WORK INSTRUCTION:
Set down the records below in full, exactly as they read.
* * *
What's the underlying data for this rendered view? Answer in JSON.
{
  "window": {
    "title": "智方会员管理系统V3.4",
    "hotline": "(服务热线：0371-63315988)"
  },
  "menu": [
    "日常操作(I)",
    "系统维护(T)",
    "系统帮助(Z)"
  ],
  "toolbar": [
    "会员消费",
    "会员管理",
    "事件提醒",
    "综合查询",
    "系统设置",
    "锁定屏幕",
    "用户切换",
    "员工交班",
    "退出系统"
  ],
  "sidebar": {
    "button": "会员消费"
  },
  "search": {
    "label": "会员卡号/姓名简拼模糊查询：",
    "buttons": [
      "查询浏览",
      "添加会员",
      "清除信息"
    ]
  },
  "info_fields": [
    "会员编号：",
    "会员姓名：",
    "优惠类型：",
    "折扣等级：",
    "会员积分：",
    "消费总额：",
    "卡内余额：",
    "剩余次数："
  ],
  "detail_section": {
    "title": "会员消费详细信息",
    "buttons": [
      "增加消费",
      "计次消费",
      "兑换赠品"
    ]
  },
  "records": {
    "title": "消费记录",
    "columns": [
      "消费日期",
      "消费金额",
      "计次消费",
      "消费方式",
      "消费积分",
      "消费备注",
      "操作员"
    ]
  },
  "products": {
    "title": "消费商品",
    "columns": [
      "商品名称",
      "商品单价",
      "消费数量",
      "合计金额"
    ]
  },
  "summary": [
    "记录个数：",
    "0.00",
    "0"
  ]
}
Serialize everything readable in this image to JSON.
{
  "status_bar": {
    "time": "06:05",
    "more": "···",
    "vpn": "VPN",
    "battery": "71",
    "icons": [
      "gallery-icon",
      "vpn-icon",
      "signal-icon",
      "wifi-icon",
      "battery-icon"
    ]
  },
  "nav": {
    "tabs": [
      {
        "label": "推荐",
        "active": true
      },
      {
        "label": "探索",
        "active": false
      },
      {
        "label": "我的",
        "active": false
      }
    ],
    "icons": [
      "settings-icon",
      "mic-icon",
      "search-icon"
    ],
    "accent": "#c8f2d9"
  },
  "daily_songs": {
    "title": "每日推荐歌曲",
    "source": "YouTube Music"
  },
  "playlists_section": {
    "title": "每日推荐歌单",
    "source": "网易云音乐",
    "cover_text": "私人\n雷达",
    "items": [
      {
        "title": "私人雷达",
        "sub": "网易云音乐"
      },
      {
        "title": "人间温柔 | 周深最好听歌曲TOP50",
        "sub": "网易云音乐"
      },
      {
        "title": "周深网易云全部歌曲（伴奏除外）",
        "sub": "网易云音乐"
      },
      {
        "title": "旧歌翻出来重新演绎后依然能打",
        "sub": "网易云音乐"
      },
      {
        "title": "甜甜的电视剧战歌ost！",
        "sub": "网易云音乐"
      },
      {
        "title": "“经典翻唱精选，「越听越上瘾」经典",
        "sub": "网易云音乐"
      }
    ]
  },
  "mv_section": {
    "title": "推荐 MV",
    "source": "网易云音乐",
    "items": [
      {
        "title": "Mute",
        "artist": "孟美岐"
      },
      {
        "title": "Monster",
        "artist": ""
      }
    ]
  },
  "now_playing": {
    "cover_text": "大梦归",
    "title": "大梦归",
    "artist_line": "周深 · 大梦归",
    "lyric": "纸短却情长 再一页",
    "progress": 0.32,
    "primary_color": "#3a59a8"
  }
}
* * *
SOLUTION FOR THIS EXERCISE:
What's the underlying data for this rendered view? Answer in JSON.
{
  "window": {
    "title": "智方会员管理系统V3.4",
    "hotline": "(服务热线：0371-63315988)"
  },
  "menu": [
    "日常操作(I)",
    "系统维护(T)",
    "系统帮助(Z)"
  ],
  "toolbar": [
    "会员消费",
    "会员管理",
    "事件提醒",
    "综合查询",
    "系统设置",
    "锁定屏幕",
    "用户切换",
    "员工交班",
    "退出系统"
  ],
  "sidebar": {
    "button": "会员消费"
  },
  "search": {
    "label": "会员卡号/姓名简拼模糊查询：",
    "buttons": [
      "查询浏览",
      "添加会员",
      "清除信息"
    ]
  },
  "info_fields": [
    "会员编号：",
    "会员姓名：",
    "优惠类型：",
    "折扣等级：",
    "会员积分：",
    "消费总额：",
    "卡内余额：",
    "剩余次数："
  ],
  "detail_section": {
    "title": "会员消费详细信息",
    "buttons": [
      "增加消费",
      "计次消费",
      "兑换赠品"
    ]
  },
  "records": {
    "title": "消费记录",
    "columns": [
      "消费日期",
      "消费金额",
      "计次消费",
      "消费方式",
      "消费积分",
      "消费备注",
      "操作员"
    ]
  },
  "products": {
    "title": "消费商品",
    "columns": [
      "商品名称",
      "商品单价",
      "消费数量",
      "合计金额"
    ]
  },
  "summary": [
    "记录个数：",
    "0.00",
    "0"
  ]
}
Serialize everything readable in this image to JSON.
{
  "status_bar": {
    "time": "06:05",
    "more": "···",
    "vpn": "VPN",
    "battery": "71",
    "icons": [
      "gallery-icon",
      "vpn-icon",
      "signal-icon",
      "wifi-icon",
      "battery-icon"
    ]
  },
  "nav": {
    "tabs": [
      {
        "label": "推荐",
        "active": true
      },
      {
        "label": "探索",
        "active": false
      },
      {
        "label": "我的",
        "active": false
      }
    ],
    "icons": [
      "settings-icon",
      "mic-icon",
      "search-icon"
    ],
    "accent": "#c8f2d9"
  },
  "daily_songs": {
    "title": "每日推荐歌曲",
    "source": "YouTube Music"
  },
  "playlists_section": {
    "title": "每日推荐歌单",
    "source": "网易云音乐",
    "cover_text": "私人\n雷达",
    "items": [
      {
        "title": "私人雷达",
        "sub": "网易云音乐"
      },
      {
        "title": "人间温柔 | 周深最好听歌曲TOP50",
        "sub": "网易云音乐"
      },
      {
        "title": "周深网易云全部歌曲（伴奏除外）",
        "sub": "网易云音乐"
      },
      {
        "title": "旧歌翻出来重新演绎后依然能打",
        "sub": "网易云音乐"
      },
      {
        "title": "甜甜的电视剧战歌ost！",
        "sub": "网易云音乐"
      },
      {
        "title": "“经典翻唱精选，「越听越上瘾」经典",
        "sub": "网易云音乐"
      }
    ]
  },
  "mv_section": {
    "title": "推荐 MV",
    "source": "网易云音乐",
    "items": [
      {
        "title": "Mute",
        "artist": "孟美岐"
      },
      {
        "title": "Monster",
        "artist": ""
      }
    ]
  },
  "now_playing": {
    "cover_text": "大梦归",
    "title": "大梦归",
    "artist_line": "周深 · 大梦归",
    "lyric": "纸短却情长 再一页",
    "progress": 0.32,
    "primary_color": "#3a59a8"
  }
}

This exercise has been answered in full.